A sportsbook is a place that accepts bets on various sporting events. These include football, baseball, basketball, and more. Whether they are online or brick-and-mortar, sportsbooks can be found all over the world.

Aside from offering a variety of betting options, sportsbooks also offer many other benefits to their customers. These include customer protection, responsible gambling, and a safe and secure environment.

The best sportsbooks are ones that accept multiple deposit and withdrawal methods, offer a large menu of different types of bets, and offer fair odds and return on these markets. In addition, they provide reliable and secure privacy protection to protect the personal information of their customers.

How do sportsbooks make money?

A sportsbook makes money by collecting a commission on winning bets. This commission is known as the vigorish or juice. It is usually 10% but can be higher or lower. The sportsbook then uses this money to pay the bettors that won the bets.

Sportsbooks also offer promos and bonuses to attract new customers. These promotions can range from free bets to cash prizes and other perks. Some of these offers can be very lucrative, and they can be used to increase a sportsbook’s profit margin.

How do you set a sportsbook’s odds?

When establishing the odds for a game, sportsbooks use mathematical formulas to calculate the probability of an event happening. They are able to calculate this by looking at the past history of teams and players, as well as the odds for other games.

In general, sportsbooks take bets on both sides of a matchup. However, they will only take bets on a team if they have a better percentage of winning than their opponent. This is called the handicap, and it ensures that the sportsbook makes money.

It is important to bet on the right team, and the right time. This is because teams who perform well at home have a better chance of winning. This also helps to avoid losing money in the long run.

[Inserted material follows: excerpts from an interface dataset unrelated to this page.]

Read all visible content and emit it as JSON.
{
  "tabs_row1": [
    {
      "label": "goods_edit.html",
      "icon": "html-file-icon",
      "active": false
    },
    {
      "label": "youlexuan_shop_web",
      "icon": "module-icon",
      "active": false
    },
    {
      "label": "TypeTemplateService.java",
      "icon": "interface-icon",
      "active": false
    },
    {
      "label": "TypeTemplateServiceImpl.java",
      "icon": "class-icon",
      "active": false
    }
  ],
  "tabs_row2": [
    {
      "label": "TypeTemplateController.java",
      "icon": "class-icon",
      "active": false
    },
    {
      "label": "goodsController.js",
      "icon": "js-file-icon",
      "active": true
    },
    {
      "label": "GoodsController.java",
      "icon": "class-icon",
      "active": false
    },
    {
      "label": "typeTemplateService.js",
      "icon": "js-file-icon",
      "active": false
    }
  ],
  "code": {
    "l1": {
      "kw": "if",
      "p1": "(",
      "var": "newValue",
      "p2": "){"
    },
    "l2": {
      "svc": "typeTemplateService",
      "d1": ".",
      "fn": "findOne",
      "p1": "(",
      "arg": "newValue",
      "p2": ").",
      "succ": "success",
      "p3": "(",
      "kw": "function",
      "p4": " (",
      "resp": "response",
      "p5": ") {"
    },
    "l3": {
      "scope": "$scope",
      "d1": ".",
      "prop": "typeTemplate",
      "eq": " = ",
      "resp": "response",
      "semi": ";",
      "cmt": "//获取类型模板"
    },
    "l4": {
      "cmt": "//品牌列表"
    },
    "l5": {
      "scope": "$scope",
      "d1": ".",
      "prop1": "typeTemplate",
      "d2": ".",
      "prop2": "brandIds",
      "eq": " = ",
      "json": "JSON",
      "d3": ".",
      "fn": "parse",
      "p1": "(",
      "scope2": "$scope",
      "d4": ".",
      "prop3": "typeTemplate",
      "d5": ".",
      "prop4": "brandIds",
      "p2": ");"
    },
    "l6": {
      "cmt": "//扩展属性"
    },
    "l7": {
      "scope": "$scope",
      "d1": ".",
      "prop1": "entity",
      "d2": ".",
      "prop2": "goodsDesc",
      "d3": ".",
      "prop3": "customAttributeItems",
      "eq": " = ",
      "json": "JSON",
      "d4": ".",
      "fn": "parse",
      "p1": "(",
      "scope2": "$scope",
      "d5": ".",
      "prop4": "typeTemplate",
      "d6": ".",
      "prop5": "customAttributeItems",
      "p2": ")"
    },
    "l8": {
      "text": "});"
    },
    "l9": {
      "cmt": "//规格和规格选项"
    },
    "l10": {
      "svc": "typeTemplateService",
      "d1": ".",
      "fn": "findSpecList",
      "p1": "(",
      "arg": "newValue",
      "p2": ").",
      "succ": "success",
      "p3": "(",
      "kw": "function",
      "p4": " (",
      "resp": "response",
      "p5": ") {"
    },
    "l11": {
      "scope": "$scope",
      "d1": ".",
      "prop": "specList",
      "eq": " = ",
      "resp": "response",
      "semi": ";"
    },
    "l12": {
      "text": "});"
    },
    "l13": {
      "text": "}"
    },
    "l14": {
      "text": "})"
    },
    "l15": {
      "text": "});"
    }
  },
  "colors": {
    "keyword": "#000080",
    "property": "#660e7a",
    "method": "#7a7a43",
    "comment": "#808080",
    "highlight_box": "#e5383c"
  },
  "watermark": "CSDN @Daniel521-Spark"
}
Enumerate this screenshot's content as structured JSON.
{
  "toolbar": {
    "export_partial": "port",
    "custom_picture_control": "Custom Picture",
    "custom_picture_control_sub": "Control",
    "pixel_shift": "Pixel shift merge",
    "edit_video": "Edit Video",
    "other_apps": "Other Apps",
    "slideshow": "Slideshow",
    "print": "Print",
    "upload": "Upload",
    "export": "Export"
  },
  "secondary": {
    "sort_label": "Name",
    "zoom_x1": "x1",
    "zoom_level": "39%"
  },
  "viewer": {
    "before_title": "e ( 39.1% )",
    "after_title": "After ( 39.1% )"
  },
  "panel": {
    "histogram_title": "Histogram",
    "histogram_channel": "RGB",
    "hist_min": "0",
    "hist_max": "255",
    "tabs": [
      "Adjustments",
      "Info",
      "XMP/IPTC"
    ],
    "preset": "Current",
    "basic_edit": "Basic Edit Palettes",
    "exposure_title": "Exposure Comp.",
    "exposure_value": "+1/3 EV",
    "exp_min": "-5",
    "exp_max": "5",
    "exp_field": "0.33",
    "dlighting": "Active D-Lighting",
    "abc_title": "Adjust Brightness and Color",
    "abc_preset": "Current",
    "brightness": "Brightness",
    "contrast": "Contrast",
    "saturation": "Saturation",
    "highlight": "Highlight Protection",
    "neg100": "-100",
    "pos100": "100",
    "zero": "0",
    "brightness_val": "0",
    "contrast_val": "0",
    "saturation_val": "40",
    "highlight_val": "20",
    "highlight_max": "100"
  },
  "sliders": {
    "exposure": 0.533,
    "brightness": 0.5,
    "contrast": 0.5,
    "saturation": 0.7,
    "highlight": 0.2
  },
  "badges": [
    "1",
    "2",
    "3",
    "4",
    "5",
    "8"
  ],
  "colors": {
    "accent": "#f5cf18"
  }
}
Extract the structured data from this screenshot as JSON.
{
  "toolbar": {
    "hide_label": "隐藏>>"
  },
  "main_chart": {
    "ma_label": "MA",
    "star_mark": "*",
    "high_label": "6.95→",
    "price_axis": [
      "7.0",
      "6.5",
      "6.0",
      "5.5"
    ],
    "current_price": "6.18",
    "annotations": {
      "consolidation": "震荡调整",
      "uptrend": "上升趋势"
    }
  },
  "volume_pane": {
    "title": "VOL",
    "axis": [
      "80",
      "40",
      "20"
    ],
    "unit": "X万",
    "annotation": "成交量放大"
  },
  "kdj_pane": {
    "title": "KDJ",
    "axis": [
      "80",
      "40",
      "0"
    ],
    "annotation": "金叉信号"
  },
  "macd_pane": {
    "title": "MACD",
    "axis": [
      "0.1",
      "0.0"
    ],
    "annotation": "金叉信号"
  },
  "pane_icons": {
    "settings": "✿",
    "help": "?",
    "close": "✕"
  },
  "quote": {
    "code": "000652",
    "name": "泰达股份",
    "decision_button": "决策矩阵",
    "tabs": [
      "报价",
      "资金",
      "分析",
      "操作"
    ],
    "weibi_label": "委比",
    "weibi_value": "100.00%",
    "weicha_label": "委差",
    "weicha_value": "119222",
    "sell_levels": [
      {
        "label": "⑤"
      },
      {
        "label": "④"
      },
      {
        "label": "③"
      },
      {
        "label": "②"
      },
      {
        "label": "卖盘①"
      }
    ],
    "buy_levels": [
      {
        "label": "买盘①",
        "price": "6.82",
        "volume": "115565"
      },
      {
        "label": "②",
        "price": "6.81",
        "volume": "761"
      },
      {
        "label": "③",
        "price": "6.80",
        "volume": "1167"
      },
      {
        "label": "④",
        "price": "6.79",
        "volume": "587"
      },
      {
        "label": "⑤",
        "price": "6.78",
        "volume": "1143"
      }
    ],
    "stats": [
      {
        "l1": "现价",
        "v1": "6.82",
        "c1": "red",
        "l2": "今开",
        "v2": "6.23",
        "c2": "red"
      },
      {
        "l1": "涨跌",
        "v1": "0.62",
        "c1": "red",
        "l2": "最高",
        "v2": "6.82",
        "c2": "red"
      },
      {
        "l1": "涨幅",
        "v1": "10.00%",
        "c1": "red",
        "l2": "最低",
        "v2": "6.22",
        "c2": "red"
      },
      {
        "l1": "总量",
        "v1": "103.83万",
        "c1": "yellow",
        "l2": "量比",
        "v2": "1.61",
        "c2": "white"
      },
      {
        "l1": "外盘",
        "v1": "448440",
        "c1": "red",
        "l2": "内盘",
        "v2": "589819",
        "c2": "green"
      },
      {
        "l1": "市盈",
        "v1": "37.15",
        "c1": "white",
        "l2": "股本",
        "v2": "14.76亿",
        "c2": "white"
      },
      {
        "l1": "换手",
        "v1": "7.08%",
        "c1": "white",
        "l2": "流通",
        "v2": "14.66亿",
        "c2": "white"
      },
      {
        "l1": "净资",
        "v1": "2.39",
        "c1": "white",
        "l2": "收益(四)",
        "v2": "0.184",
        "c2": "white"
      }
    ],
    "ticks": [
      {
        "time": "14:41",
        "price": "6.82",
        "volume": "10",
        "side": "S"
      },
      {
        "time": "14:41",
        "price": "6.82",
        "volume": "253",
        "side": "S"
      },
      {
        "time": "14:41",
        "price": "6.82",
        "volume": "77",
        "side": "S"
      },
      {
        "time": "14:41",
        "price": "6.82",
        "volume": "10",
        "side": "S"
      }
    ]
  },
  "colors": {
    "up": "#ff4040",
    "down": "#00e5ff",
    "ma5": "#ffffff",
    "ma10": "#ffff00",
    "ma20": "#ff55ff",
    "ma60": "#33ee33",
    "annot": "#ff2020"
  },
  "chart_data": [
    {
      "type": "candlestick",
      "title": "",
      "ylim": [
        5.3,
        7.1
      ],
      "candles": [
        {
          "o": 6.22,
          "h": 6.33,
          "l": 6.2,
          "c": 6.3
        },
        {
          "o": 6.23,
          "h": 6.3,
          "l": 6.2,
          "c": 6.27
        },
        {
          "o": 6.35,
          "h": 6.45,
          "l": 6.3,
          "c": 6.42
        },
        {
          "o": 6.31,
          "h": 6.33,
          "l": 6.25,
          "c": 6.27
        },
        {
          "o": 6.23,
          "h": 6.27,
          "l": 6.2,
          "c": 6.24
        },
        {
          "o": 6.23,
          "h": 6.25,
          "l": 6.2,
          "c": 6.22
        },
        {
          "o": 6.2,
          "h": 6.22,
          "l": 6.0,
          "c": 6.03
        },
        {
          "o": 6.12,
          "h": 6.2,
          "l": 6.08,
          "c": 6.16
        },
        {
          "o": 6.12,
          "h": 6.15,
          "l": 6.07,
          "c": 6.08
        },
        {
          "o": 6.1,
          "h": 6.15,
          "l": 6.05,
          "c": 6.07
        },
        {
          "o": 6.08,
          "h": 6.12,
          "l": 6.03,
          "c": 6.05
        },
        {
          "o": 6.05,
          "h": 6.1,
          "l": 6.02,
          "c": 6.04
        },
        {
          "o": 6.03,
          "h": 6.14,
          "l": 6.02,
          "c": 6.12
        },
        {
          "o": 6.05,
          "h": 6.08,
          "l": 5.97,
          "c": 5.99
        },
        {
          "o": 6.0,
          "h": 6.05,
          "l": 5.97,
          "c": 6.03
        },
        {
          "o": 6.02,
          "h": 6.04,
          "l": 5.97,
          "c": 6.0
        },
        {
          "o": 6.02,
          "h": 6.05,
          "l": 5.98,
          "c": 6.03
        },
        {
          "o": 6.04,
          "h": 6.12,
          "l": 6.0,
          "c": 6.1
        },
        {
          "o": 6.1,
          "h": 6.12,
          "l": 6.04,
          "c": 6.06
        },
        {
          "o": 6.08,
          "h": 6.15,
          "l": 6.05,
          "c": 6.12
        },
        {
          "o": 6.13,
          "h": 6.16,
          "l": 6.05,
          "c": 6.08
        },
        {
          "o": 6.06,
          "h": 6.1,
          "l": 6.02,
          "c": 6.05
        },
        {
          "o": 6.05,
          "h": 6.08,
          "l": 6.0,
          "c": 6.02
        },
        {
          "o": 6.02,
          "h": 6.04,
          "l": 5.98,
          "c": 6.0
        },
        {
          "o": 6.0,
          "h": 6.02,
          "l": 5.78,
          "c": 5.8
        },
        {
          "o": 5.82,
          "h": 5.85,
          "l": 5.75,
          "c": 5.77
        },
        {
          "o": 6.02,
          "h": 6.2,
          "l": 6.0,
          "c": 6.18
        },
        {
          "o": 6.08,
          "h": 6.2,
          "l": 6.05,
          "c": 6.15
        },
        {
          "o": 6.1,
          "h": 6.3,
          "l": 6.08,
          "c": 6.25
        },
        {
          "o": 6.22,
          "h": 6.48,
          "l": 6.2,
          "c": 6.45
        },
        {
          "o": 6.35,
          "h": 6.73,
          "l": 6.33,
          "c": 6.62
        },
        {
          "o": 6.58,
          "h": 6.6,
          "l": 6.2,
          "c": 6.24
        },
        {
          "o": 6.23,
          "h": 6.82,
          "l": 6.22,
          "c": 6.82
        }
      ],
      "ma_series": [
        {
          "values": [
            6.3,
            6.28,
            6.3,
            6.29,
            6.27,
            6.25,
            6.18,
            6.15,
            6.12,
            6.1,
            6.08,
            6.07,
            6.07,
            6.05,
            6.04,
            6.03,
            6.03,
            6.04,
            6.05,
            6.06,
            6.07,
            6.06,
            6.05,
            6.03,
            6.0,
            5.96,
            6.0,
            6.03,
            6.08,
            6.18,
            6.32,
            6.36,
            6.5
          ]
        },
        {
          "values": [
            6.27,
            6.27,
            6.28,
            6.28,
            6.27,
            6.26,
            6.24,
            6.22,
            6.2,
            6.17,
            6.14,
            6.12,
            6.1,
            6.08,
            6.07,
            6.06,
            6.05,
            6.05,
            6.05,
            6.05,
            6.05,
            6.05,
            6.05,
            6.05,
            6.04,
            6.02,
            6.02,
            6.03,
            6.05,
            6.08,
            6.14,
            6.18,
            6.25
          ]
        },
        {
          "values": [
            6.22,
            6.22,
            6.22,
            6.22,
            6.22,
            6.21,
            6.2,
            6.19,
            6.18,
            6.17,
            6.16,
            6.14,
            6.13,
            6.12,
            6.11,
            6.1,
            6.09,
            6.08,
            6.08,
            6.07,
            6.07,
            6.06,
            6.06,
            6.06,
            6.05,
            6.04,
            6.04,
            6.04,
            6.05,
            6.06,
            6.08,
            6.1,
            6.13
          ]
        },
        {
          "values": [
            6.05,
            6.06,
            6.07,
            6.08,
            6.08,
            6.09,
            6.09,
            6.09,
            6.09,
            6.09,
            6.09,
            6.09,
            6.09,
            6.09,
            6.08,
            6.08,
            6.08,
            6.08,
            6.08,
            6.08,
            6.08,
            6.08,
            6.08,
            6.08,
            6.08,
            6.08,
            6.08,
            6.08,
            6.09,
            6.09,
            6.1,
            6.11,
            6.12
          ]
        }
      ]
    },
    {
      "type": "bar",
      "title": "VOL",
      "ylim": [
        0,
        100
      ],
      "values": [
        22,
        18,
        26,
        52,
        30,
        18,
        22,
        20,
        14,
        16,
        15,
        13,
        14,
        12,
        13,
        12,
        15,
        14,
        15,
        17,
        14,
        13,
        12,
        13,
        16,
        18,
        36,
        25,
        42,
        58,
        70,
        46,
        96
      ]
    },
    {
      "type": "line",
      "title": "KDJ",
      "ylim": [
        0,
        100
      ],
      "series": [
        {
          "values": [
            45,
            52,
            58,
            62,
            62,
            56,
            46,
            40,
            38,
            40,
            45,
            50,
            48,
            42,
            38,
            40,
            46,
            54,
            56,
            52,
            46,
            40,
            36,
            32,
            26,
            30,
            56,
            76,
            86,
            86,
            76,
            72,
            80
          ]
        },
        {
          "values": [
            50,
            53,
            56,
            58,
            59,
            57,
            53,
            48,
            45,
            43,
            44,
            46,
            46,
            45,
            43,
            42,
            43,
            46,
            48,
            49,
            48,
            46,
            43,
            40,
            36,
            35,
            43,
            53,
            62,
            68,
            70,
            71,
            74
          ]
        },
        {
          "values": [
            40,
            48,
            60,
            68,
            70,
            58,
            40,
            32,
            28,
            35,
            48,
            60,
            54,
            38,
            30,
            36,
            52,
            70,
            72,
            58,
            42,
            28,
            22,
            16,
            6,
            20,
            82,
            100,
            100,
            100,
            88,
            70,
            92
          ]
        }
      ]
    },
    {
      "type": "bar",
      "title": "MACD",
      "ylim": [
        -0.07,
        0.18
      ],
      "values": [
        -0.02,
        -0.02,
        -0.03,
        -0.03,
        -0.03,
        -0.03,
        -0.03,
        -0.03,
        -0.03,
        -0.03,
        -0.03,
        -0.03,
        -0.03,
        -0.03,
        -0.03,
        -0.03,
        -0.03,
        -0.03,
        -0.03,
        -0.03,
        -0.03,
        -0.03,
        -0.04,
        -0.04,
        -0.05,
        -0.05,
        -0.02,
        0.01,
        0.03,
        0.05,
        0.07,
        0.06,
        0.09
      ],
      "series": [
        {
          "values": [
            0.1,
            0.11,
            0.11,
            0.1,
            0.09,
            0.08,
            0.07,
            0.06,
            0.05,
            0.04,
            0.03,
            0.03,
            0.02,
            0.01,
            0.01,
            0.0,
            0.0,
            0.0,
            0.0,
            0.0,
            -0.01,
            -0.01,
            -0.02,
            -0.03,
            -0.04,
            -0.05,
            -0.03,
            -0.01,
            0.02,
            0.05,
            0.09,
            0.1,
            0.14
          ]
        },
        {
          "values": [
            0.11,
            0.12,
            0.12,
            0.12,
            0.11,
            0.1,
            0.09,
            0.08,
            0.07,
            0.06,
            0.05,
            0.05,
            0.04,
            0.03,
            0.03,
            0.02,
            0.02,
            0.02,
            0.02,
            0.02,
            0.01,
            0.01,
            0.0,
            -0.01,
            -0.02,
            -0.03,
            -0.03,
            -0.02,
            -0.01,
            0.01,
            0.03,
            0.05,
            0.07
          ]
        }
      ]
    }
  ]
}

A sportsbook also considers other factors when determining its odds, such as the home field advantage or the strength of a team’s defense. These are important factors to consider, as they can have a huge impact on the outcome of a game.

You can find out more about the legality of a particular sportsbook by looking at its website or asking a customer service representative for more information. You should also be sure to read their terms and conditions carefully before placing any bets.

The sportsbook industry is booming in the United States, as more and more states have passed laws allowing them to operate. This has led to many companies entering the market, and has given rise to new kinds of bets that were previously unavailable. While this boom has brought some good things to the table, it has also created a number of problems for bookmakers and regulators.